So we’re feeling more festive, more a part of the show and, dare we say it, even looking forward to that next opportunity to dress the part. But it’s important to remember that beyond their ability to inspire and include, dress codes aren’t all fun and games. At their very core, they’re meant to provide direction. “They dictate what the host wants guests to wear,” affirms Rebecca Gardner, founder of event and interior design collective Houses & Parties. Somewhat of a wedding expert (she’s been named one of Vogue’s best wedding planners), she’s quick to point out that, though welcome, creativity can unfortunately breed confusion. “Vague descriptions are of no help. Men need to know whether or not to wear a sportcoat, a suit, or a tuxedo, and women need to know which length of dress to choose. Remember the velvet-blazer-with-stylish-jeans epidemic of 2009?” Enough said.
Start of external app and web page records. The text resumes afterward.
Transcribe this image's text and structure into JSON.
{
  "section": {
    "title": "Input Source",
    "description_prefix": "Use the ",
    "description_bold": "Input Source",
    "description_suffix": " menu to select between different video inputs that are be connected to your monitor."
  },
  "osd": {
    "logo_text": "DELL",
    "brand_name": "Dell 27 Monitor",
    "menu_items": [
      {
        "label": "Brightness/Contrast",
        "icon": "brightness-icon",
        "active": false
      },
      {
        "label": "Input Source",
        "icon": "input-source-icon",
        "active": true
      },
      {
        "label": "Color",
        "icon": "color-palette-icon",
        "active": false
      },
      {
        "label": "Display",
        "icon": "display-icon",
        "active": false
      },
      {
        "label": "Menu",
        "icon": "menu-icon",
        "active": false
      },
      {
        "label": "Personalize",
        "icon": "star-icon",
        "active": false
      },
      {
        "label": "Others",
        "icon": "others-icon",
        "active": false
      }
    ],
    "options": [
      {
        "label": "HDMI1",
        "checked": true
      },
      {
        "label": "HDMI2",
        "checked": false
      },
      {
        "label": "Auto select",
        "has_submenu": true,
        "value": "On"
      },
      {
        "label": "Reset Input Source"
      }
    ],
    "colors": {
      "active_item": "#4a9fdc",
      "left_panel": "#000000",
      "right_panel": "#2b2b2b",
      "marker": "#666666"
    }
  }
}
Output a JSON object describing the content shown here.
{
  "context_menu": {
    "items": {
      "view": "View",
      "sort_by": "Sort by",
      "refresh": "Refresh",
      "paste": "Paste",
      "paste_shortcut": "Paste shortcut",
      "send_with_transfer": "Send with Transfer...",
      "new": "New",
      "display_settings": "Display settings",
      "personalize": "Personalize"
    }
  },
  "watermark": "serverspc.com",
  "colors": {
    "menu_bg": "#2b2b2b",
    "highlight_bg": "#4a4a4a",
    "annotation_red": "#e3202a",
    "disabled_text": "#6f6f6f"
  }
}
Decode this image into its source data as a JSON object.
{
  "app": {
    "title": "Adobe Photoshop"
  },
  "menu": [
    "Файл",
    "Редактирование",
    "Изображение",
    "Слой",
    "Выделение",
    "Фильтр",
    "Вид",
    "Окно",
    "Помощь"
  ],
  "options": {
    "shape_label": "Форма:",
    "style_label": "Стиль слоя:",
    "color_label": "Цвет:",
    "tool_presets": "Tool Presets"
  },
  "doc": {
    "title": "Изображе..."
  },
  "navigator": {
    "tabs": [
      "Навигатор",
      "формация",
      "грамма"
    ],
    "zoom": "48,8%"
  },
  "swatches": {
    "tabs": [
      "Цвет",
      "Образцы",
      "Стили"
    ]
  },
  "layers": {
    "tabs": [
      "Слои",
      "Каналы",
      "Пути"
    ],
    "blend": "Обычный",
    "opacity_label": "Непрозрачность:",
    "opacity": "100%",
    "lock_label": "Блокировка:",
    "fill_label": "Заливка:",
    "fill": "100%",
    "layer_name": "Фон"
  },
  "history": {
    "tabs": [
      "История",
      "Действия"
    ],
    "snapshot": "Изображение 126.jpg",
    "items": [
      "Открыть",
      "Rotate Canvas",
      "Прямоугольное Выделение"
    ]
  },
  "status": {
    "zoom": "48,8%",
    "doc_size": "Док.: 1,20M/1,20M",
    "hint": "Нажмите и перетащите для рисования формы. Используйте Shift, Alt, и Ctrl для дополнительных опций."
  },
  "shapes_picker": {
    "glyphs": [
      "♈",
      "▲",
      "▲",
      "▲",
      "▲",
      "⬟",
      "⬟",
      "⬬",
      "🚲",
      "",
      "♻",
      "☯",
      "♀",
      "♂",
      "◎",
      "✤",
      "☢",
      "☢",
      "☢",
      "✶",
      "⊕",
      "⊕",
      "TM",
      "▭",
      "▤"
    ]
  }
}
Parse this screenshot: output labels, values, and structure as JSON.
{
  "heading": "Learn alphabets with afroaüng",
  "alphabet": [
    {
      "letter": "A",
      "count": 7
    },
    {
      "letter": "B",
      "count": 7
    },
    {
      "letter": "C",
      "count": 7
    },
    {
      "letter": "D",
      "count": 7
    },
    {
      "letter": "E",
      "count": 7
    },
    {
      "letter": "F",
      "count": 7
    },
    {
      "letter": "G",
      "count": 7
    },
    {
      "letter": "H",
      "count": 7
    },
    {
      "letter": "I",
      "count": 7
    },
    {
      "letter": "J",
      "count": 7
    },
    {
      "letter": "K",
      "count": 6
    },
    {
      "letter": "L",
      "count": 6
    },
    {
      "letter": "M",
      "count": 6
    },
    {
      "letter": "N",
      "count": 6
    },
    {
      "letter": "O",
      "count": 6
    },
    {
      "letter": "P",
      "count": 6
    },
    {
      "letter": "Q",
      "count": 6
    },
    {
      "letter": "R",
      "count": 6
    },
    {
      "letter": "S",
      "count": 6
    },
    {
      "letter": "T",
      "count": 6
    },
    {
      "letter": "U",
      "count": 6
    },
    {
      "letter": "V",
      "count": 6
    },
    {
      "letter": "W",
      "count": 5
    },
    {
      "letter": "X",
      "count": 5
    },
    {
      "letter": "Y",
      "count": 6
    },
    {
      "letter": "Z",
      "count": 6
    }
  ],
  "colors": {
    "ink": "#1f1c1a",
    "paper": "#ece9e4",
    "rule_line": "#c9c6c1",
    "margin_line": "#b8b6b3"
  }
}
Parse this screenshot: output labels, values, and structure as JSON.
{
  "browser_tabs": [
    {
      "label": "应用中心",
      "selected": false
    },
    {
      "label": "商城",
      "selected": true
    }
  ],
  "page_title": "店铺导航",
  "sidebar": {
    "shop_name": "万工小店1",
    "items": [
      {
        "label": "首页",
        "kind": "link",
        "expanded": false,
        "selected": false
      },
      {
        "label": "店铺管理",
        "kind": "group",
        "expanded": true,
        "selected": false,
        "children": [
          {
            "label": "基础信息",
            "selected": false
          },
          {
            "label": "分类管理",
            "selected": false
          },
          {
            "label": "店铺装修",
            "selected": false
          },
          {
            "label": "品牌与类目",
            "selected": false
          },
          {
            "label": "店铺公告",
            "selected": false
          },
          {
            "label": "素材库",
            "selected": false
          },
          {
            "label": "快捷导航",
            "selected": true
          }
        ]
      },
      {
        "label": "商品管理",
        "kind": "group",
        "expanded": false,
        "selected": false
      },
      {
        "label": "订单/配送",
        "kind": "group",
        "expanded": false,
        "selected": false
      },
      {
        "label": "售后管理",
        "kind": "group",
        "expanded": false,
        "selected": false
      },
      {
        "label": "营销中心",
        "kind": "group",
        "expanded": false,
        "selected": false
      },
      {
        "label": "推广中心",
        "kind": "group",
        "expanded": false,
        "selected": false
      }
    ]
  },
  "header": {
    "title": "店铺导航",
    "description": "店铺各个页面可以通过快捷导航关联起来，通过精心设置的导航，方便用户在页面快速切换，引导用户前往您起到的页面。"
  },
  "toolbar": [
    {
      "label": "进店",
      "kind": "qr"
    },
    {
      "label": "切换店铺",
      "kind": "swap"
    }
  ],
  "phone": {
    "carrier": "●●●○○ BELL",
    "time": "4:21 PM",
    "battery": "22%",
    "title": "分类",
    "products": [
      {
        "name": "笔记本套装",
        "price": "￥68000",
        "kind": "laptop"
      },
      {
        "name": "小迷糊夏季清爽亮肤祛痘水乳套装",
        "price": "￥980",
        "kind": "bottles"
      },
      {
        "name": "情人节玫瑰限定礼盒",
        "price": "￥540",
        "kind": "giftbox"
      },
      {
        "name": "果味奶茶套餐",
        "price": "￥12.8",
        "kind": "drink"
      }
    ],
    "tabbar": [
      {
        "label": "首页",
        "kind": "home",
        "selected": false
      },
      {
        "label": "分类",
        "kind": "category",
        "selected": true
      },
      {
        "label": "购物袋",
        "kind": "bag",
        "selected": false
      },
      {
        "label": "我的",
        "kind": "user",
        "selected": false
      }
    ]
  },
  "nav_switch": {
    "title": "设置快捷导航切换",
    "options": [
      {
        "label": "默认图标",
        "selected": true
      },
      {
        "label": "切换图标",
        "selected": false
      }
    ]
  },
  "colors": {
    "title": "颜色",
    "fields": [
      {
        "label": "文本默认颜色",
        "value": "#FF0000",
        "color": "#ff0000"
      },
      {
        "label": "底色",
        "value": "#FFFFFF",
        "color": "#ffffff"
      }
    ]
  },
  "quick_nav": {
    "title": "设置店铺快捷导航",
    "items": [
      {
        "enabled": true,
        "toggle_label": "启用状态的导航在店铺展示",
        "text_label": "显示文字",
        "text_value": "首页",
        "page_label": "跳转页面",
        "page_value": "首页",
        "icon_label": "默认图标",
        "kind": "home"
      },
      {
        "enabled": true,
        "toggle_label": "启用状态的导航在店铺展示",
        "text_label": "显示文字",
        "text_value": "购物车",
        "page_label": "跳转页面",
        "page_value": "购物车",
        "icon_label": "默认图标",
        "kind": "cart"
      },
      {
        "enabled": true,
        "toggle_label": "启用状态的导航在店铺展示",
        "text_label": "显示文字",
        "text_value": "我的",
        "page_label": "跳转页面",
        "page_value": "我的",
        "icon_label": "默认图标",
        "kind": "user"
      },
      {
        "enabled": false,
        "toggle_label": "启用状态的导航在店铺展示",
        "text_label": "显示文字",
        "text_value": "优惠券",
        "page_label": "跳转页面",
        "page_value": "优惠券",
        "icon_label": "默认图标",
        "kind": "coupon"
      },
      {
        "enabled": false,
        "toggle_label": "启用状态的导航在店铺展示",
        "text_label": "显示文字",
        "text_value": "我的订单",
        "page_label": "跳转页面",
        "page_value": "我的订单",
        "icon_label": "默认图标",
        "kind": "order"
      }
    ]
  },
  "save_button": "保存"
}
We can’t discourage couples from coming up with unique spins on conventional codes—and nor should we. We can, however, help you de-code them. Just in time for the start of the summer wedding season, we’ve put together a short list of the dress codes you’re likely to encounter and a guide of what to wear to each.